The building or site itself may lie within the boundary of more than one authority.

District: Cornwall (Unitary Authority)

Parish: Egloskerry

National Grid Reference: SX2494586773

Reasons for Designation

Rounds are small embanked enclosures, one of a range of settlement types dating to between the later Iron Age and the early post-Roman period. Usually circular or oval, they have a single earth and rubble bank and an outer ditch, with one entrance breaking the circuit. Excavations have produced drystone supporting walls within the bank, paved or cobbled entrance ways, post built gate structures, and remains of timber, turf or stone built houses of oval or rectangular plan, often set around the inner edge of the enclosing bank. Other evidence includes hearths, drains, gullies, pits and rubbish middens. Evidence for industrial activities has been recovered from some sites, including small scale metal working and, among the domestic debris, items traded from distant sources. Some rounds are associated with secondary enclosures, either abutting the round as an annexe or forming an additional enclosure. Rounds are viewed primarily as agricultural settlements, the equivalents of farming hamlets. They were replaced by unenclosed settlement types by the 7th century AD. Over 750 rounds are recorded in the British Isles, occurring in areas bordering the Irish Seas, but confined in England to south west Devon and especially Cornwall, where many more examples may await discovery. Most recorded examples are sited on hillslopes and spurs. Rounds are important as one of the major sources of information on settlement and social organisation of the Iron Age and Roman periods in south west England. The round on Tregearedown Beacon, 295m north east of the Nook appears to be rather unusual because, although planned, it appears not to have been completed. It survives well and will contain archaeological and environmental evidence relating to its construction, use, abandonment, social organisation, domestic arrangements, agricultural activity and overall landscape context.


The monument includes a round, situated on the upper slopes of a prominent hill called Tregearedown Beacon. The round survives as roughly-circular enclosure with an internal diameter of approximately 50m. It is partly enclosed by an intermittent bank of up to 1.8m high with a corresponding outer ditch with traces of a counterscarp bank in places.

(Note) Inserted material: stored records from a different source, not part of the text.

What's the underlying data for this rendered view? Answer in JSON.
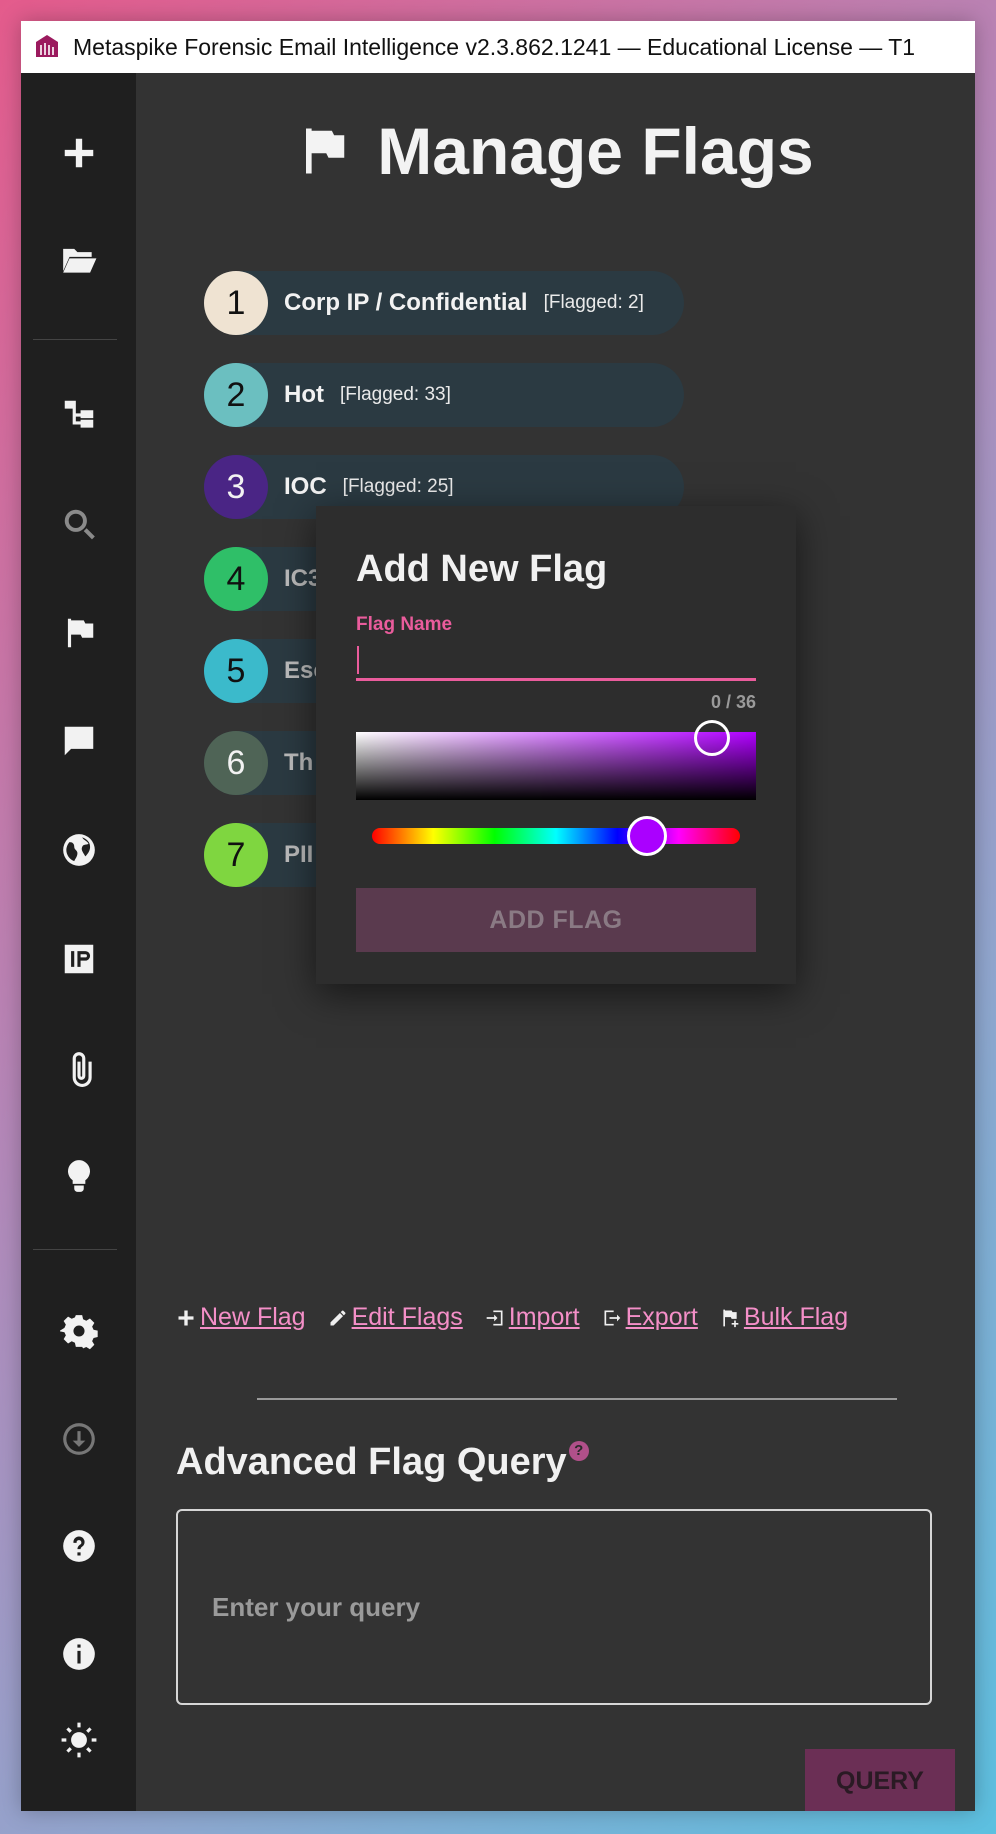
{
  "window": {
    "title": "Metaspike Forensic Email Intelligence v2.3.862.1241 — Educational License — T1"
  },
  "sidebar": {
    "items": [
      {
        "icon": "plus-icon"
      },
      {
        "icon": "folder-open-icon"
      },
      {
        "icon": "tree-icon"
      },
      {
        "icon": "search-icon"
      },
      {
        "icon": "flag-icon"
      },
      {
        "icon": "chat-icon"
      },
      {
        "icon": "globe-icon"
      },
      {
        "icon": "ip-icon"
      },
      {
        "icon": "paperclip-icon"
      },
      {
        "icon": "lightbulb-icon"
      },
      {
        "icon": "gear-icon"
      },
      {
        "icon": "download-icon"
      },
      {
        "icon": "help-icon"
      },
      {
        "icon": "info-icon"
      },
      {
        "icon": "brightness-icon"
      }
    ]
  },
  "page": {
    "title": "Manage Flags"
  },
  "flags": [
    {
      "num": "1",
      "name": "Corp IP / Confidential",
      "count": "[Flagged: 2]",
      "color": "#efe3d2"
    },
    {
      "num": "2",
      "name": "Hot",
      "count": "[Flagged: 33]",
      "color": "#6bbfc0"
    },
    {
      "num": "3",
      "name": "IOC",
      "count": "[Flagged: 25]",
      "color": "#4a2585"
    },
    {
      "num": "4",
      "name": "IC3",
      "count": "",
      "color": "#2fbf68"
    },
    {
      "num": "5",
      "name": "Esc",
      "count": "",
      "color": "#3bbacb"
    },
    {
      "num": "6",
      "name": "Th",
      "count": "",
      "color": "#4f6456"
    },
    {
      "num": "7",
      "name": "PII",
      "count": "",
      "color": "#7fd640"
    }
  ],
  "dialog": {
    "title": "Add New Flag",
    "field_label": "Flag Name",
    "value": "",
    "counter": "0 / 36",
    "selected_color": "#aa00ff",
    "add_button": "ADD FLAG"
  },
  "actions": {
    "new_flag": "New Flag",
    "edit_flags": "Edit Flags",
    "import": "Import",
    "export": "Export",
    "bulk_flag": "Bulk Flag"
  },
  "advanced": {
    "title": "Advanced Flag Query",
    "help": "?",
    "placeholder": "Enter your query",
    "query_button": "QUERY"
  }
}
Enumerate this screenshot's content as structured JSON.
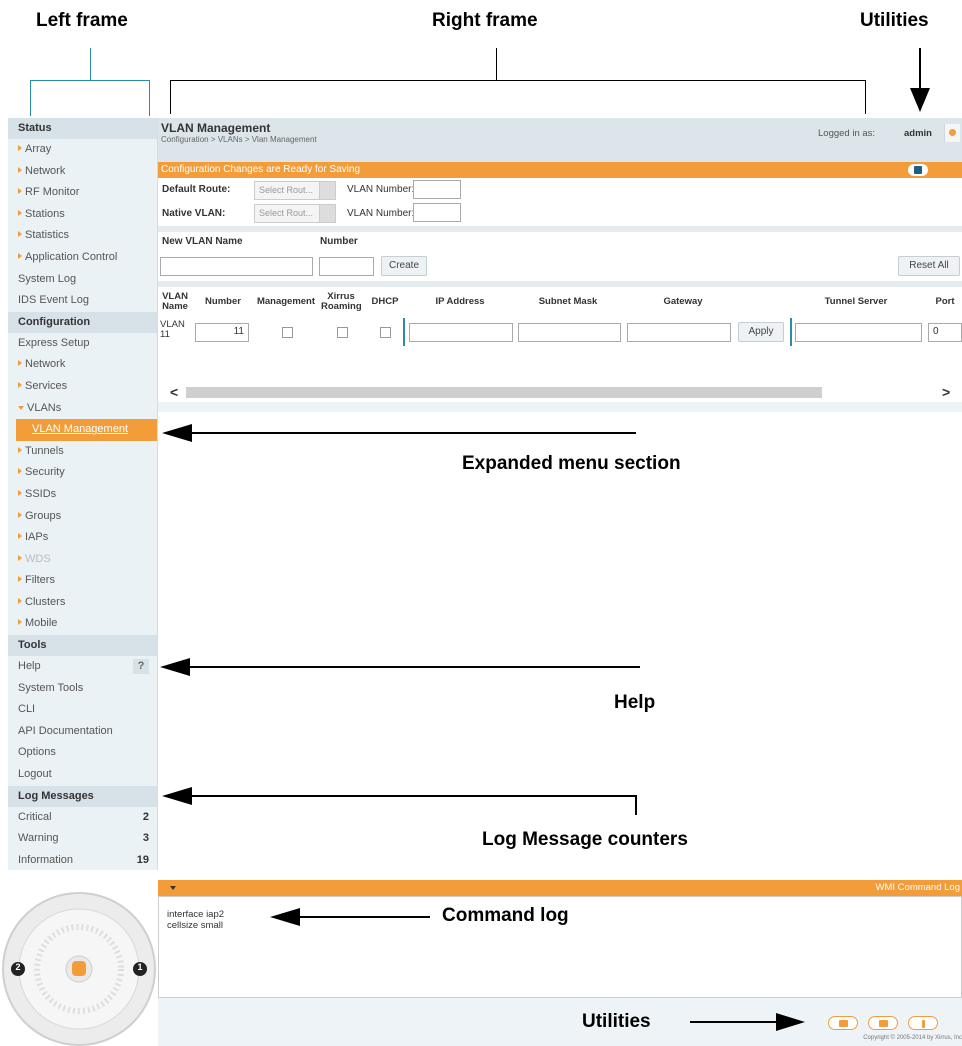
{
  "annotations": {
    "left_frame": "Left frame",
    "right_frame": "Right frame",
    "utilities_top": "Utilities",
    "expanded_menu": "Expanded menu section",
    "help": "Help",
    "log_counters": "Log Message counters",
    "command_log": "Command log",
    "utilities_bottom": "Utilities"
  },
  "sidebar": {
    "status_header": "Status",
    "status_items": [
      "Array",
      "Network",
      "RF Monitor",
      "Stations",
      "Statistics",
      "Application Control",
      "System Log",
      "IDS Event Log"
    ],
    "configuration_header": "Configuration",
    "config_items": [
      "Express Setup",
      "Network",
      "Services",
      "VLANs",
      "VLAN Management",
      "Tunnels",
      "Security",
      "SSIDs",
      "Groups",
      "IAPs",
      "WDS",
      "Filters",
      "Clusters",
      "Mobile"
    ],
    "tools_header": "Tools",
    "tools_items": [
      "Help",
      "System Tools",
      "CLI",
      "API Documentation",
      "Options",
      "Logout"
    ],
    "help_badge": "?",
    "log_header": "Log Messages",
    "log_items": [
      {
        "label": "Critical",
        "count": "2"
      },
      {
        "label": "Warning",
        "count": "3"
      },
      {
        "label": "Information",
        "count": "19"
      }
    ],
    "ap_port_left": "2",
    "ap_port_right": "1"
  },
  "header": {
    "title": "VLAN Management",
    "breadcrumb": "Configuration > VLANs > Vlan Management",
    "logged_in_label": "Logged in as:",
    "user": "admin"
  },
  "banner": {
    "text": "Configuration Changes are Ready for Saving"
  },
  "form": {
    "default_route_label": "Default Route:",
    "native_vlan_label": "Native VLAN:",
    "select_placeholder": "Select Rout...",
    "vlan_number_label": "VLAN Number:",
    "new_vlan_name_label": "New VLAN Name",
    "number_label": "Number",
    "create_button": "Create",
    "reset_button": "Reset All"
  },
  "table": {
    "headers": [
      "VLAN Name",
      "Number",
      "Management",
      "Xirrus Roaming",
      "DHCP",
      "IP Address",
      "Subnet Mask",
      "Gateway",
      "Tunnel Server",
      "Port"
    ],
    "row": {
      "name": "VLAN 11",
      "number": "11",
      "apply": "Apply",
      "port": "0"
    }
  },
  "command_log": {
    "title": "WMI Command Log",
    "lines": [
      "interface iap2",
      "cellsize small"
    ]
  },
  "footer": {
    "copyright": "Copyright © 2005-2014 by Xirrus, Inc"
  },
  "colors": {
    "accent": "#f39c3a",
    "frame_bg": "#ebf2f5",
    "header_bg": "#dbe5ea"
  }
}
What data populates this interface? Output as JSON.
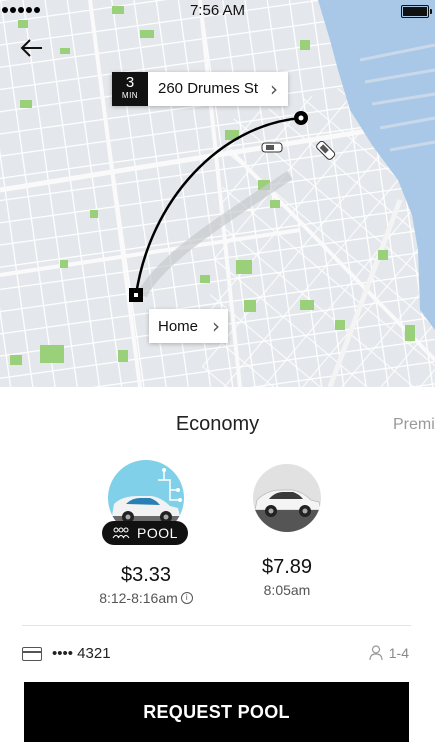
{
  "status_bar": {
    "time": "7:56 AM"
  },
  "map": {
    "pickup": {
      "eta_number": "3",
      "eta_unit": "MIN",
      "address": "260 Drumes St"
    },
    "destination": {
      "label": "Home"
    }
  },
  "categories": {
    "active": "Economy",
    "next": "Premi"
  },
  "options": [
    {
      "name": "POOL",
      "price": "$3.33",
      "time": "8:12-8:16am"
    },
    {
      "price": "$7.89",
      "time": "8:05am"
    }
  ],
  "payment": {
    "card": "•••• 4321"
  },
  "seats": {
    "label": "1-4"
  },
  "request_button": {
    "label": "REQUEST POOL"
  },
  "colors": {
    "water": "#a9c8e8",
    "park": "#9ad07a",
    "pool_bg": "#7fd0e8",
    "button": "#000000"
  }
}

Sources: HER:- PastScape Monument No:-436205


The contents of this record have been generated from a legacy data system.

Legacy System number: CO 87

Legacy System: RSM - OCN

End of official listing